The map is great, but I like word descriptions too. So I searched the Ordnance Survey Name books. This incredible geographic resource for genealogists is available for free at ScotlandsPlaces. And this resource did not disappoint. Little Daan is described as a “good farm house with out buildings attached, also a small croft, situated about 1 1/2 mile s.w. of Meikle Daan. The property of Sir Charles H.A. Ross, bar[one]t, Balnagown.” I would tell you more about Sir Charles the baronet, but you may have noticed that none of my people made it out of crofters’ houses.
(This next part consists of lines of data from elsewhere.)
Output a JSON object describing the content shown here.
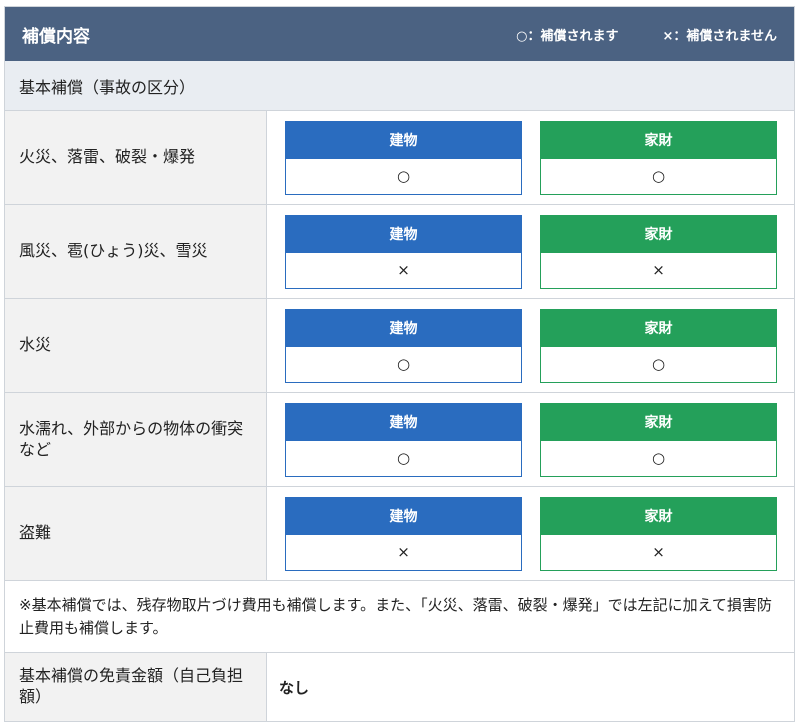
{
  "header": {
    "title": "補償内容",
    "legend_covered": "○：補償されます",
    "legend_not_covered": "×：補償されません"
  },
  "section_title": "基本補償（事故の区分）",
  "rows": [
    {
      "label": "火災、落雷、破裂・爆発",
      "building_label": "建物",
      "building_value": "○",
      "contents_label": "家財",
      "contents_value": "○"
    },
    {
      "label": "風災、雹(ひょう)災、雪災",
      "building_label": "建物",
      "building_value": "×",
      "contents_label": "家財",
      "contents_value": "×"
    },
    {
      "label": "水災",
      "building_label": "建物",
      "building_value": "○",
      "contents_label": "家財",
      "contents_value": "○"
    },
    {
      "label": "水濡れ、外部からの物体の衝突など",
      "building_label": "建物",
      "building_value": "○",
      "contents_label": "家財",
      "contents_value": "○"
    },
    {
      "label": "盗難",
      "building_label": "建物",
      "building_value": "×",
      "contents_label": "家財",
      "contents_value": "×"
    }
  ],
  "note": "※基本補償では、残存物取片づけ費用も補償します。また、「火災、落雷、破裂・爆発」では左記に加えて損害防止費用も補償します。",
  "deductible": {
    "label": "基本補償の免責金額（自己負担額）",
    "value": "なし"
  },
  "colors": {
    "header_bg": "#4b6282",
    "building": "#2a6cbf",
    "contents": "#24a05a"
  }
}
So that baronet holds less interest for me, as he appears in my family narrative merely as the landlord!
“Little Daan,” Ross and Cromarty OS Name Books, 1848-1852, Ross and Cromarty Mainland, volume 10, OS1/28/10/47. (courtesy ScotlandsPlaces.gov.uk)
Ross Genealogy Resources
- Sassy Jane posts about Ross family members
- Finding Scottish Ancestors Online
- Clan Ross Facebook
- Class Ross Societies Worldwide
- Clan Ross America
- Tain Through Time Museum
- Clan Ross DNA Project
- Clan Ross America Games
- Seaside Highland Games – I’ll be there and hope to see you too!
Paying Respects and Some Conclusions
This is the war memorial in Edderton, not far from the Old Church. For a small village, the number of fallen soldiers is so high. I wished I had some flowers to leave at this poignant memorial. Instead, all I could do is promise I’d be back.
Edderton War Memorial
Heritage travel completed:
- Ringebu, Norway
- Øvre Eiker, Norway
- Dunnottar, Scotland
- Tain, Scotland
For some reason, family members who’ve made it to Scotland only visit the place in Aberdeen where my great-grandparents lived before 1919 emigration. It’s one way to honor your ancestors. But fellow researchers will understand why genealogists with strong feelings about their origins have an obligation to go much deeper into the past. Tain and Edderton truly resonated with me. So here is one happy genealogist feeling at home in Scotland after finding Ross ancestors in Edderton.